References Cited in the tile of this patent UNITED STATES PATENTS 225,734 Tangeman Mar, 23, 1880 1,837,627 Mead et al. Dec. 22, 1931 2,722,420 Adamson Nov. 1, 1955 3,048,401 Dishon Aug. 7, 1962 FOREIGN PATENTS 5,295 Great Britain 1886 696,139 Great Britain Aug. 26, 1953

Patent Citations
Cited PatentFiling datePublication dateApplicantTitle
US225734 *Jun 28, 1879Mar 23, 1880 Target
US1837627 *Sep 11, 1928Dec 22, 1931William B FlosseArchery target
US2722420 *Sep 4, 1953Nov 1, 1955Adamson Thomas HMulti-target holder
US3048401 *May 19, 1960Aug 7, 1962Dishon AlonzoArchery target mat
GB696139A * Title not available
GB188605295A * Title not available
Referenced by

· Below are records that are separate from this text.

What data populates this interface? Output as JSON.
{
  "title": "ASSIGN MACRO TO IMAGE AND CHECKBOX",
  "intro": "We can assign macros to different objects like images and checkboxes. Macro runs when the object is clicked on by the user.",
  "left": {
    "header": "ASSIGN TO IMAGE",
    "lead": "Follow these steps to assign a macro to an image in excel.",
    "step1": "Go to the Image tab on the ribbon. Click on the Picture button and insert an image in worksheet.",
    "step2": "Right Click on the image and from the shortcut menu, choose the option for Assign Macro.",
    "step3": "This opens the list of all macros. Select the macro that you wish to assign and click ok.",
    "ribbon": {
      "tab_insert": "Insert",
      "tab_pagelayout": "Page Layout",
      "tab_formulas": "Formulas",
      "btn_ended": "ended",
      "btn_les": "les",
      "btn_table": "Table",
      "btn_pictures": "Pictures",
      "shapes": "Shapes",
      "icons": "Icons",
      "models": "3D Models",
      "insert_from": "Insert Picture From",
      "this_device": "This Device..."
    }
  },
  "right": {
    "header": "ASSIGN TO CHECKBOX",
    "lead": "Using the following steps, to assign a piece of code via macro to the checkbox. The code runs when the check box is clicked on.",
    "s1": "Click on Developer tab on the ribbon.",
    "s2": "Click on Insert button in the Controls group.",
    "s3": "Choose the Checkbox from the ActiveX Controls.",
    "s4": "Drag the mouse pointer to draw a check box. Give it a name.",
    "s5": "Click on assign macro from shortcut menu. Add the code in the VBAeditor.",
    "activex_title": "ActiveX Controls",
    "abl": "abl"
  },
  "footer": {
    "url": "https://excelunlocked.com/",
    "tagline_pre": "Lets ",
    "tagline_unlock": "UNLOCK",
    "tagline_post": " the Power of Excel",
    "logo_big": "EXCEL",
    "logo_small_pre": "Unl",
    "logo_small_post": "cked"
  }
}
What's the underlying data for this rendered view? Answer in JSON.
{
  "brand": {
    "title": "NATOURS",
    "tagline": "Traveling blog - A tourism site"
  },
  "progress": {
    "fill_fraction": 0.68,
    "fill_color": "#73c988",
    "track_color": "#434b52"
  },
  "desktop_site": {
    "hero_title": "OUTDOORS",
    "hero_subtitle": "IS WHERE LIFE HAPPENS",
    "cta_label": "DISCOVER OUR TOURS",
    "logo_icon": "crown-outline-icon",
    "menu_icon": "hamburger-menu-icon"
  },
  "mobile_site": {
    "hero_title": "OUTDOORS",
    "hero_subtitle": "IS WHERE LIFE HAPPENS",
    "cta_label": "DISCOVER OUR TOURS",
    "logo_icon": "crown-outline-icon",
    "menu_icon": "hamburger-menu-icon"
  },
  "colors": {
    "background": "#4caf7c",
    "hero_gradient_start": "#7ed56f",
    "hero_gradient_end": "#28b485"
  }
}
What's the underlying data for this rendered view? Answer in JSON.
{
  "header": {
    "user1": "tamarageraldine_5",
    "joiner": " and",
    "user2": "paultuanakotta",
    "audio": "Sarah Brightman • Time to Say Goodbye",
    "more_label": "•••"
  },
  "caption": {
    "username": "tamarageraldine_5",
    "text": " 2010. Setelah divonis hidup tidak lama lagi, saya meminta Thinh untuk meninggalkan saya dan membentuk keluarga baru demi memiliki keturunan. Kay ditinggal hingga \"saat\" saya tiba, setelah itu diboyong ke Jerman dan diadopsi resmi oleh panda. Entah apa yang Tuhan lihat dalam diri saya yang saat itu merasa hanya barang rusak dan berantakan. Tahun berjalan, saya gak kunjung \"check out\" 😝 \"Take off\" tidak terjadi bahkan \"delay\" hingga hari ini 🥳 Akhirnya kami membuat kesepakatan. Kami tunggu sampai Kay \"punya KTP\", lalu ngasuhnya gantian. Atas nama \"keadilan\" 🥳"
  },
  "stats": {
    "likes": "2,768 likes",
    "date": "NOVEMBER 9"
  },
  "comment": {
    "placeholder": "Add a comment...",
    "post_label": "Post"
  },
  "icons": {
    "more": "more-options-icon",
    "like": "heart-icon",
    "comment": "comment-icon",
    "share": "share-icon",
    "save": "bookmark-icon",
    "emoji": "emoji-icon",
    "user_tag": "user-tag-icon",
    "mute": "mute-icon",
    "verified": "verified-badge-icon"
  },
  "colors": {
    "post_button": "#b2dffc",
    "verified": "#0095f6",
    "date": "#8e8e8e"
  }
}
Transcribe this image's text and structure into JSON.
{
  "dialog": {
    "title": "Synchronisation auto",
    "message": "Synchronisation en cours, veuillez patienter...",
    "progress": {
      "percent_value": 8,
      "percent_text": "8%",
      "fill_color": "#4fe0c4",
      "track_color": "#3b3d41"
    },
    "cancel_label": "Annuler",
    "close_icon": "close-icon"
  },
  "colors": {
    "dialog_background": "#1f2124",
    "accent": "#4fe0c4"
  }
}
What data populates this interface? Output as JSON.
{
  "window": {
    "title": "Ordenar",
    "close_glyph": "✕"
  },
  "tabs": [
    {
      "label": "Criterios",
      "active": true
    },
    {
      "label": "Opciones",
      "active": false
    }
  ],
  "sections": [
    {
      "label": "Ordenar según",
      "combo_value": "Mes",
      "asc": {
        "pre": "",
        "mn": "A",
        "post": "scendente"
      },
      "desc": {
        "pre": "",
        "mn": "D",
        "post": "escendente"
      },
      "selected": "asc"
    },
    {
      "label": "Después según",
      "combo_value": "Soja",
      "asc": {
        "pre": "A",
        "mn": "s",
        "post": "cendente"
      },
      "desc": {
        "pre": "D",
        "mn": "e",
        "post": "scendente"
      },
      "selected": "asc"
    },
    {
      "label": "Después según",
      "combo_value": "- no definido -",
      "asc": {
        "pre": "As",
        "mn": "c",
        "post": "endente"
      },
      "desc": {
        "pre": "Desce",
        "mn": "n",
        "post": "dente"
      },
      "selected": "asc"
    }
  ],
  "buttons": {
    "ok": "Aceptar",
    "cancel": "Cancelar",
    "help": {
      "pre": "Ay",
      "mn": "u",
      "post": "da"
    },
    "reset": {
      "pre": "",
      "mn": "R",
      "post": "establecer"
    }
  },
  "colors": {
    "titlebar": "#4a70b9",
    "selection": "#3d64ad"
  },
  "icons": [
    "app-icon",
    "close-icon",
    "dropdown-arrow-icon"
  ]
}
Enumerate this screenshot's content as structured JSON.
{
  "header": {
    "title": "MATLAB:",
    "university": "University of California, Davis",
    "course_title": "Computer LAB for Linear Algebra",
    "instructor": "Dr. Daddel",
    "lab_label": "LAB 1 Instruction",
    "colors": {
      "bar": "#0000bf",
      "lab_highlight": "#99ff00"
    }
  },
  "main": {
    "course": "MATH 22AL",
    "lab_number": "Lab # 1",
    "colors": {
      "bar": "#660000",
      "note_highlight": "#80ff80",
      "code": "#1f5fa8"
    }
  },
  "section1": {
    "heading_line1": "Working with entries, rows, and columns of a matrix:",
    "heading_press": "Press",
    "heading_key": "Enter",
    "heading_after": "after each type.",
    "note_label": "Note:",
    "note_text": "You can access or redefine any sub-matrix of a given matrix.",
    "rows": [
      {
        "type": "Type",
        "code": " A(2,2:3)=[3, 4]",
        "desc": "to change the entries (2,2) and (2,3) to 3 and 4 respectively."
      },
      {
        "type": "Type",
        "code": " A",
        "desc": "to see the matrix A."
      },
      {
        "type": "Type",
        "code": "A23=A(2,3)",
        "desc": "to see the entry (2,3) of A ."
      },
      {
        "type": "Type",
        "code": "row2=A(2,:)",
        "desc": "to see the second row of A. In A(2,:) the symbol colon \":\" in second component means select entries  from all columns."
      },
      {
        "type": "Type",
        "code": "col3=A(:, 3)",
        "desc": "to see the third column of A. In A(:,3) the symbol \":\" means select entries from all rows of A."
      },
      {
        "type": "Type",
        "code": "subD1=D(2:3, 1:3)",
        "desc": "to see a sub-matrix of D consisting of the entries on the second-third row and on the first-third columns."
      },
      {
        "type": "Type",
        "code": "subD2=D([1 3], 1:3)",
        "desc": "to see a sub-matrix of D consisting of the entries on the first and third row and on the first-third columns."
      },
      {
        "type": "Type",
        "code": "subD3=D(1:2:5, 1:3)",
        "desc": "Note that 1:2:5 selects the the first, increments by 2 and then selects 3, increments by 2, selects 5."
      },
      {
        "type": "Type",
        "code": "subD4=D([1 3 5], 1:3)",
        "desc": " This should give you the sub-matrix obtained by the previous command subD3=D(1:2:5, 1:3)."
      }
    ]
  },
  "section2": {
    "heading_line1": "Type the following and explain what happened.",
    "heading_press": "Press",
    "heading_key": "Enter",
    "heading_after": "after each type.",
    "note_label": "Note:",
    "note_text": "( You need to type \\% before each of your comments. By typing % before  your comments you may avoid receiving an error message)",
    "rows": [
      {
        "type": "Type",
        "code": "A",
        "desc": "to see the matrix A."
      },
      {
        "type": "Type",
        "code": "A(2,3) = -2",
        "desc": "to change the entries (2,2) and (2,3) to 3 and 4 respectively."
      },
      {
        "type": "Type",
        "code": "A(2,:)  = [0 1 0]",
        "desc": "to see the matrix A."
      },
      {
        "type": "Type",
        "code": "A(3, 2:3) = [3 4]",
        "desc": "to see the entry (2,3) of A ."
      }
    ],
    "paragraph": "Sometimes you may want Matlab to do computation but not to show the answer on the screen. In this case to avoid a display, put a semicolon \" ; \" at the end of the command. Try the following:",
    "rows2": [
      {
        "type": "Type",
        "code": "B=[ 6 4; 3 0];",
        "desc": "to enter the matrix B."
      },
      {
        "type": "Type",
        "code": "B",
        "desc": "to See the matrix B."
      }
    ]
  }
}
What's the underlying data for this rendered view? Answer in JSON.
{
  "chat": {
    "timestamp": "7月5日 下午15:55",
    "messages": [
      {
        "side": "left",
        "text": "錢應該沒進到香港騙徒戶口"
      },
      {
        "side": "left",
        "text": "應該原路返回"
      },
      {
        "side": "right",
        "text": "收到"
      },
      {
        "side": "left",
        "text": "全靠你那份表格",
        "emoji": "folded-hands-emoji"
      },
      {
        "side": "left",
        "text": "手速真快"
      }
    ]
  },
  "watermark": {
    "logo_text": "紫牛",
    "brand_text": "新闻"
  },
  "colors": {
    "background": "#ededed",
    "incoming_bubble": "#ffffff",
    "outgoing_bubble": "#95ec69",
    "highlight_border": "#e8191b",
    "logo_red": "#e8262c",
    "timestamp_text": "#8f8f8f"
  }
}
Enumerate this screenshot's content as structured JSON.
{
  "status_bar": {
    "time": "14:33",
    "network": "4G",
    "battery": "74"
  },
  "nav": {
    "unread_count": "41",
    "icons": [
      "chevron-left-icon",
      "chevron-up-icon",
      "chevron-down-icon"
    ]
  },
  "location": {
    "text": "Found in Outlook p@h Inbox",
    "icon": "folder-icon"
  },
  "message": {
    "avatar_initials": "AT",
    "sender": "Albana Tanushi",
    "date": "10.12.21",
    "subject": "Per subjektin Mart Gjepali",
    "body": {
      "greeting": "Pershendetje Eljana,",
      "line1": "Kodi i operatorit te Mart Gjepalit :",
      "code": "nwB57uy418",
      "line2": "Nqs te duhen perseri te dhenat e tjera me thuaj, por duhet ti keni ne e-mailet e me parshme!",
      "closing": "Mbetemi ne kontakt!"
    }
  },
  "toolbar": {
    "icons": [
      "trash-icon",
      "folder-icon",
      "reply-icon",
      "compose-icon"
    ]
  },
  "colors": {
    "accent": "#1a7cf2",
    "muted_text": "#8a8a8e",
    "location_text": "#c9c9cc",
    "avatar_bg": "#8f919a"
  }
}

Citing PatentFiling datePublication dateApplicantTitle
US3367660 *Jul 21, 1964Feb 6, 1968Dominic P. Di MaggioFibrous archery target with laminated reinforcing means
US3396971 *Oct 19, 1965Aug 13, 1968Victor Comptometer CorpArchery target of bundled plastic rods
US4066261 *Jun 1, 1976Jan 3, 1978Stewart Marvin LMulti-layered archery target
US4076246 *Nov 14, 1975Feb 28, 1978Meyer Leonard STarget particularly for archery
US4239236 *May 11, 1979Dec 16, 1980Adler Glenn DTarget life extender
US4294452 *Nov 29, 1979Oct 13, 1981Champion International CorporationTarget backstop
US4477082 *Dec 6, 1982Oct 16, 1984Mckenzie Larry GArchery target with replacable target segment
US4546984 *Jan 27, 1983Oct 15, 1985Sure Stop Manufacturing, Inc.Target for projectiles
US4811956 *Nov 24, 1986Mar 14, 1989Foreman Howard RHolder for target pattern paper
US5290042 *Nov 12, 1992Mar 1, 1994Worley Kirk CArchery target and a method of making an archery target
US6254100May 18, 1999Jul 3, 2001Rinehart Family CompanyArchery target with replaceable target section
US7891668Nov 18, 2008Feb 22, 2011Box Joe GArchery target and method of making the same
US8333385Sep 30, 2010Dec 18, 2012J & L Targets, Inc.Archery target with three dimensional target area
Classifications
U.S. Classification273/403, 273/404
International ClassificationF41J3/00
Cooperative ClassificationF41J3/0004
European ClassificationF41J3/00A